“The high-powered telecom commission was not even consulted at the time of grant of 122 UAS licences in 2008," the report points out, adding that DoT’s own “first come, first served" policy made arbitrary changes in cut-off dates and issued licences to ineligible applicants.

CAG rejected DoT’s argument that RTL’s share in Swan Telecom is not in violation of the rule because preferential share capital is not taken as a part of equity share capital and termed it as “evasive". It said Swan Telecom won the 2G licence on the “strength of RTL (314.7 crore), with the contribution of major shareholder (Tigers Traders Pvt. Ltd) being 1 lakh in their application on 2 March 2007".

To prove RTL’s role in Swan Telecom, CAG noted that the email ID of the corporate as well registered office of the company was shown as in its 2 March application.

CAG claimed that the total stake of RTL in Swan worked out to 10.71% of the total equity worth 110 crore. This, according to it, “raises doubts about the intention of RTL and the control it would exercise in a new company incorporated barely a few months ago". It then added that this violated the “intent and spirit" behind the UAS guidelines.

An RCom spokesperson rejected the charges. “Our group had no shareholding in Swan Telecom (now known as Etisalat DB Telecom India Pvt. Ltd) at the time of grant of licence to them or any time thereafter, and that issue is accordingly not relevant to our company. Reliance Communications has always been in full compliance with all applicable laws, rules and regulations, and there has been no violation of our licence conditions at any stage on account of cross-holdings in excess of 10%," the spokesperson said.

A spokesman for Swan Telecom declined to comment.

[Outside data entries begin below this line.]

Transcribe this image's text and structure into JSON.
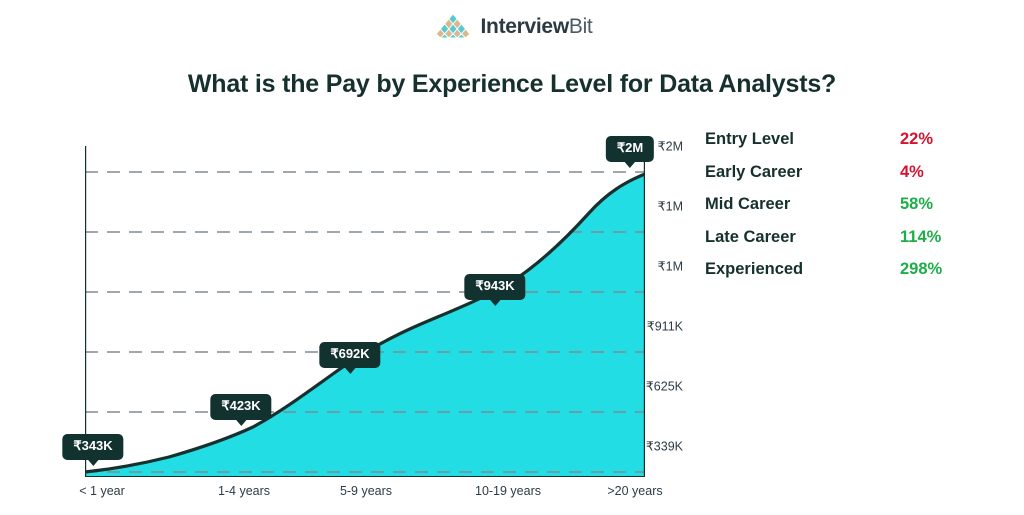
{
  "brand": {
    "logo_icon": "interviewbit-pyramid-logo-icon",
    "name_bold": "Interview",
    "name_light": "Bit",
    "colors": {
      "teal": "#5bc8cf",
      "tan": "#d8b98f",
      "text": "#2b3a42"
    }
  },
  "header": {
    "title": "What is the Pay by Experience Level for Data Analysts?",
    "title_color": "#16302e"
  },
  "chart_data": {
    "type": "area",
    "title": "What is the Pay by Experience Level for Data Analysts?",
    "xlabel": "",
    "ylabel": "",
    "grid": true,
    "legend_position": "right",
    "categories": [
      "< 1 year",
      "1-4 years",
      "5-9 years",
      "10-19 years",
      ">20 years"
    ],
    "values": [
      343000,
      423000,
      692000,
      943000,
      2000000
    ],
    "point_labels": [
      "₹343K",
      "₹423K",
      "₹692K",
      "₹943K",
      "₹2M"
    ],
    "y_ticks": [
      "₹2M",
      "₹1M",
      "₹1M",
      "₹911K",
      "₹625K",
      "₹339K"
    ],
    "ylim": [
      339000,
      2000000
    ],
    "series": [
      {
        "name": "Pay by Experience Level",
        "values": [
          343000,
          423000,
          692000,
          943000,
          2000000
        ]
      }
    ],
    "area_fill_color": "#22dee4",
    "line_color": "#16302e",
    "gridline_color": "#9aa7ad",
    "axis_color": "#16302e",
    "tooltip_bg": "#12322f",
    "tooltip_text_color": "#ffffff"
  },
  "legend": {
    "rows": [
      {
        "label": "Entry Level",
        "value": "22%",
        "trend": "down"
      },
      {
        "label": "Early Career",
        "value": "4%",
        "trend": "down"
      },
      {
        "label": "Mid Career",
        "value": "58%",
        "trend": "up"
      },
      {
        "label": "Late Career",
        "value": "114%",
        "trend": "up"
      },
      {
        "label": "Experienced",
        "value": "298%",
        "trend": "up"
      }
    ],
    "color_up": "#1dae4a",
    "color_down": "#d5132e"
  }
}
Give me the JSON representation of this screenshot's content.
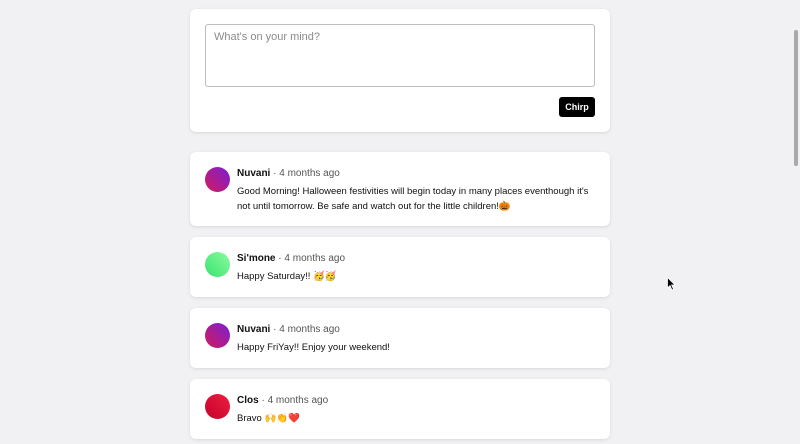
{
  "composer": {
    "placeholder": "What's on your mind?",
    "value": "",
    "submit_label": "Chirp"
  },
  "posts": [
    {
      "author": "Nuvani",
      "separator": "·",
      "time": "4 months ago",
      "text": "Good Morning! Halloween festivities will begin today in many places eventhough it's not until tomorrow. Be safe and watch out for the little children!",
      "emoji": "🎃",
      "avatar_gradient": [
        "#d11b5b",
        "#7b1fd6"
      ]
    },
    {
      "author": "Si'mone",
      "separator": "·",
      "time": "4 months ago",
      "text": "Happy Saturday!! ",
      "emoji": "🥳🥳",
      "avatar_gradient": [
        "#35e36f",
        "#8dfb9e"
      ]
    },
    {
      "author": "Nuvani",
      "separator": "·",
      "time": "4 months ago",
      "text": "Happy FriYay!! Enjoy your weekend!",
      "emoji": "",
      "avatar_gradient": [
        "#d11b5b",
        "#7b1fd6"
      ]
    },
    {
      "author": "Clos",
      "separator": "·",
      "time": "4 months ago",
      "text": "Bravo ",
      "emoji": "🙌👏❤️",
      "avatar_gradient": [
        "#c7002d",
        "#ec1f3f"
      ]
    }
  ]
}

Further, CAG also noted that nine operators held spectrum licences beyond the contracted limit. This included Aircel Ltd, Bharti Airtel Ltd, BPL (Mumbai), Bharat Sanchar Nigam Ltd, Idea Cellular Ltd, Mahanagar Telecom Nigam Ltd (Delhi and Mumbai), RCom, Spice (Punjab) and Vodafone Essar Ltd, resulting in a presumptive loss of 36,993 crore to the exchequer.

Raja continued to insist he had followed “the telecom policy of 1999, the recommendations of Telecom and Regulatory Authority of India and vision contemplated by the government."

“If there have been any procedural lapses... let it be problem at all... Let the law take its own course," the Dravida Munnetra Kazhagam leader told reporters outside Parliament House.

Meanwhile, the stalemate in Parliament over the Opposition demand for a joint parliamentary committee (JPC) inquiry into the corruption allegations against the UPA leaders, including the 2G spectrum allocation irregularities, continued for the fourth day on Tuesday. A lunch meeting of all party leaders convened by finance minister Pranab Mukherjee failed to break the logjam with the main opposition Bharatiya Janata Party-led National Democratic Alliance along with the All-India Anna Dravida Munnetra Kazhagam, the Telugu Desam Party and the Samajwadi Party not willing to relent.

Mukherjee said the Opposition’s demand would be “discussed within the government and within the party".

Shauvik Ghosh also contributed to this story.